▶ WHAT YOU HAVE TO DO: Leave out the pictures and print the records below exactly.

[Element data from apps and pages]

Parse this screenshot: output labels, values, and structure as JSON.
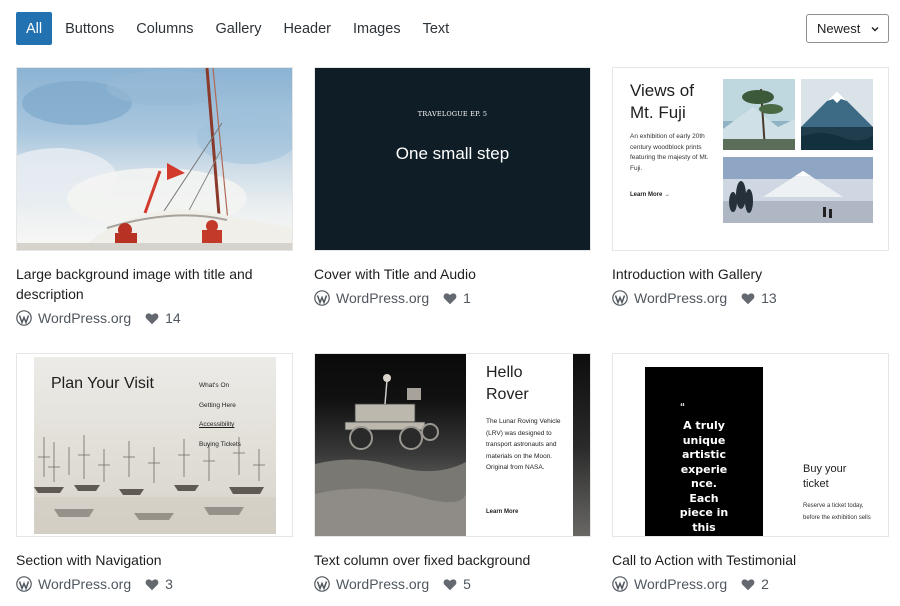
{
  "filters": {
    "tabs": [
      {
        "label": "All",
        "active": true
      },
      {
        "label": "Buttons"
      },
      {
        "label": "Columns"
      },
      {
        "label": "Gallery"
      },
      {
        "label": "Header"
      },
      {
        "label": "Images"
      },
      {
        "label": "Text"
      }
    ],
    "sort": {
      "selected": "Newest"
    }
  },
  "colors": {
    "accent": "#2271b1",
    "text": "#1e1e1e",
    "meta": "#50575e"
  },
  "patterns": [
    {
      "title": "Large background image with title and description",
      "author": "WordPress.org",
      "likes": "14"
    },
    {
      "title": "Cover with Title and Audio",
      "author": "WordPress.org",
      "likes": "1",
      "preview": {
        "kicker": "TRAVELOGUE EP. 5",
        "heading": "One small step"
      }
    },
    {
      "title": "Introduction with Gallery",
      "author": "WordPress.org",
      "likes": "13",
      "preview": {
        "heading": "Views of Mt. Fuji",
        "body": "An exhibition of early 20th century woodblock prints featuring the majesty of Mt. Fuji.",
        "link": "Learn More →"
      }
    },
    {
      "title": "Section with Navigation",
      "author": "WordPress.org",
      "likes": "3",
      "preview": {
        "heading": "Plan Your Visit",
        "nav": [
          "What's On",
          "Getting Here",
          "Accessibility",
          "Buying Tickets"
        ]
      }
    },
    {
      "title": "Text column over fixed background",
      "author": "WordPress.org",
      "likes": "5",
      "preview": {
        "heading": "Hello Rover",
        "body": "The Lunar Roving Vehicle (LRV) was designed to transport astronauts and materials on the Moon. Original from NASA.",
        "link": "Learn More"
      }
    },
    {
      "title": "Call to Action with Testimonial",
      "author": "WordPress.org",
      "likes": "2",
      "preview": {
        "quote_mark": "“",
        "quote": "A truly unique artistic experie nce. Each piece in this",
        "heading": "Buy your ticket",
        "body": "Reserve a ticket today, before the exhibition sells"
      }
    }
  ]
}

▶ SOLUTION TO THE PROBLEM:
Parse this screenshot: output labels, values, and structure as JSON.
{
  "filters": {
    "tabs": [
      {
        "label": "All",
        "active": true
      },
      {
        "label": "Buttons"
      },
      {
        "label": "Columns"
      },
      {
        "label": "Gallery"
      },
      {
        "label": "Header"
      },
      {
        "label": "Images"
      },
      {
        "label": "Text"
      }
    ],
    "sort": {
      "selected": "Newest"
    }
  },
  "colors": {
    "accent": "#2271b1",
    "text": "#1e1e1e",
    "meta": "#50575e"
  },
  "patterns": [
    {
      "title": "Large background image with title and description",
      "author": "WordPress.org",
      "likes": "14"
    },
    {
      "title": "Cover with Title and Audio",
      "author": "WordPress.org",
      "likes": "1",
      "preview": {
        "kicker": "TRAVELOGUE EP. 5",
        "heading": "One small step"
      }
    },
    {
      "title": "Introduction with Gallery",
      "author": "WordPress.org",
      "likes": "13",
      "preview": {
        "heading": "Views of Mt. Fuji",
        "body": "An exhibition of early 20th century woodblock prints featuring the majesty of Mt. Fuji.",
        "link": "Learn More →"
      }
    },
    {
      "title": "Section with Navigation",
      "author": "WordPress.org",
      "likes": "3",
      "preview": {
        "heading": "Plan Your Visit",
        "nav": [
          "What's On",
          "Getting Here",
          "Accessibility",
          "Buying Tickets"
        ]
      }
    },
    {
      "title": "Text column over fixed background",
      "author": "WordPress.org",
      "likes": "5",
      "preview": {
        "heading": "Hello Rover",
        "body": "The Lunar Roving Vehicle (LRV) was designed to transport astronauts and materials on the Moon. Original from NASA.",
        "link": "Learn More"
      }
    },
    {
      "title": "Call to Action with Testimonial",
      "author": "WordPress.org",
      "likes": "2",
      "preview": {
        "quote_mark": "“",
        "quote": "A truly unique artistic experie nce. Each piece in this",
        "heading": "Buy your ticket",
        "body": "Reserve a ticket today, before the exhibition sells"
      }
    }
  ]
}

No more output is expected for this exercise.